The Royal's embrace and mastery of Balanchine (this was their 51st performance of Symphony) is now total. Paris Opera Ballets Jewels revived last November (with ecstatic sets and costumes by Christian Lacroix) surpasses the Royal for glamour, but our home team's lyrical and technical mastery of the Russian master's 'pure dance' is also world class. It can even outshine New York City Ballet's more thrusting, athletic approach. When will more Balanchines become core repertoire for the Royal? What about an evening of all Stravinsky ballets? Apollo is already in the rep. Why isn't the violin concerto in there too?

Wayne McGregor and Christopher Wheeldon are choreographers have Janus-like responses to the body. McGregor is like a schoolboy holding a magfnifying glass and wondering what happens when you pull, contort or otherwise disturb the balance of dancers spiderish limbs. His movements are deliberately ugly and off kilter yet end up stressing physical perfection when each throw of the hips or awkward head angle resolves itself. It's like Kate Moss gurning followed by her dimpled smile. With nude costumes, a compulsive orchestrated score by Jack White III, Chroma is face-pinching a crowd pleaser.

Tryst should be an even bigger hit. Wheeldon's choreographic language is no dissection of classical technique. It is the beauty and unexpectedness of his positioning of groups, the coming together and parting of couples and his creative collaborations which keep his work up-to-date. Tryste, however, is played out to James MacMillan's discordant, repetitive and sometimes harsh score which is only leavened in the later sections.

Melissa Hamilton's solo followed by her pas de deux with Eric Underwood was pure Wheeldon magic. She danced alone into statuesque arabesques on a back lit stage while Underwood prowled the outer stage like a hungry shadow.

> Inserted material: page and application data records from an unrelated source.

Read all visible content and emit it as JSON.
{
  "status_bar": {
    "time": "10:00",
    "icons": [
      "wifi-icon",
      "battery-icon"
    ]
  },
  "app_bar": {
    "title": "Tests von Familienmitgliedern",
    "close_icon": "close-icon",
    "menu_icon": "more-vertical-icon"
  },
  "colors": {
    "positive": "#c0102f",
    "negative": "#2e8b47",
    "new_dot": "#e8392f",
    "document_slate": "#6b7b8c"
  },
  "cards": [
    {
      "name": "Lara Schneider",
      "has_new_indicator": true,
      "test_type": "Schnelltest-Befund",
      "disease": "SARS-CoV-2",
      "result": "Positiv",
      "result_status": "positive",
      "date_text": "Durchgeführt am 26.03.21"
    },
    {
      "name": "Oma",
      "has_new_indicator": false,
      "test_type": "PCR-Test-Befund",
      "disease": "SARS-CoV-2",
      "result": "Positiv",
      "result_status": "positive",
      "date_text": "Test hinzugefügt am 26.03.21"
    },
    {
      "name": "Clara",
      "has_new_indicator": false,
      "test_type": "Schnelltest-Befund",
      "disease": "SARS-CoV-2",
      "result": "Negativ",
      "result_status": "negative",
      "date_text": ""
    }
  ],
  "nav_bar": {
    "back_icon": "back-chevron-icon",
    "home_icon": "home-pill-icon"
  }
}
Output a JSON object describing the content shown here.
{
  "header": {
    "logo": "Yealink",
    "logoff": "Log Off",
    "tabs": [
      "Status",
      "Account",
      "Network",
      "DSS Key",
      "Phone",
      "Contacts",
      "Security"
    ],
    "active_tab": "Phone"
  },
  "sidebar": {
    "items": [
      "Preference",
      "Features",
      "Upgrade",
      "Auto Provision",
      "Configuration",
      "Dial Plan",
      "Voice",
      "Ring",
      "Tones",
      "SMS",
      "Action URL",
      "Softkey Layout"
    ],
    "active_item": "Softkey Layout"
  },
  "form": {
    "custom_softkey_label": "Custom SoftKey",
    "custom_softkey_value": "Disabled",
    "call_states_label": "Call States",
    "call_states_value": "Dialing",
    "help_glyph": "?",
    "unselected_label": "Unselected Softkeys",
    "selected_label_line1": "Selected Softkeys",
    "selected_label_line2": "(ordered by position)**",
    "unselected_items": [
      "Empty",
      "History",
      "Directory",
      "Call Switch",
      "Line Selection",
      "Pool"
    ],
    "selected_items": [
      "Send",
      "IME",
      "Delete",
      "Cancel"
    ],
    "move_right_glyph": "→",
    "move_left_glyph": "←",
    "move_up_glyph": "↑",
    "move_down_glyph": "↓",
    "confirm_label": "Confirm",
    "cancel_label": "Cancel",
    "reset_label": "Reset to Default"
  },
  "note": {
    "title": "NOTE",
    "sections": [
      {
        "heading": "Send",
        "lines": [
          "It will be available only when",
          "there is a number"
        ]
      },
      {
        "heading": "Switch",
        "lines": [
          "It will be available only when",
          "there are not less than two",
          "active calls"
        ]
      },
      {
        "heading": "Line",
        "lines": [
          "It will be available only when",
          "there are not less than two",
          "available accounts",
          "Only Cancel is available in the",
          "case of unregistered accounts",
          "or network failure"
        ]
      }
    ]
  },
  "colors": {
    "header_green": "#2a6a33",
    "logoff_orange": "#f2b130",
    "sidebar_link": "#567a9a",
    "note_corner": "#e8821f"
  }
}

Ballet has no more beautiful image of what? Ennui, alienation, loneliness? Whatever, it was poetry manifest. A line from Satre's Being and Nothingness made flesh.

This is the couple to watch.

Thursday, 10 June 2010

Darkness visible, Come, Been and Gone, Michael Clark Co. Barbican 9/6/10

Dancers in metallic orange cat suits, faces pressing to the floor, hips cocked, triangulated legs in static raises as David Bowie’s thrashing guitar rains down the ear-bleedingly loud final chord of The Jean Genie. Light cuts. And the audience, cheering, exuberantly applauds the end of Come, Been and Gone, Michael Clark’s newest work in front of a packed out Barbican last night. The dancers take their curtain calls. Clark himself is in the wings.

The punk ballet master’s absence is a reminder of the darkness we’d just seen before this explosive finale. Dancer Kate Coyne had only minutes before contorted, writhed and staggered in a remarkable body suit pierced with bouncing syringes accompanied by The Velvet Underground’s Heroin.

Clark’s own wrestling with drug addiction is well known. Were we watching biography? If so, Clark is in a much brighter place now, exuberantly reconnecting to his Puck-like self from the mid1980s. His own brief legato presence was muted and shadow-like. Yet Simon Williams and Nathan Cornwall with Clark’s jerky, juddering, stiff-armed choreography are baton bearers of his younger electrifying self.

In the row behind me were Jarvis Cocker, DJs Princess Julia and Jeffrey Hinton and Pop magazine editor, Ashley Heath. Clark’s showmanship and membership of the demimonde have always graced his shows with the best ballet audience in town. And if the music and dancing didn’t grab you urgently enough, those were Peter Doig paintings suspended over the screen at the back of the stage.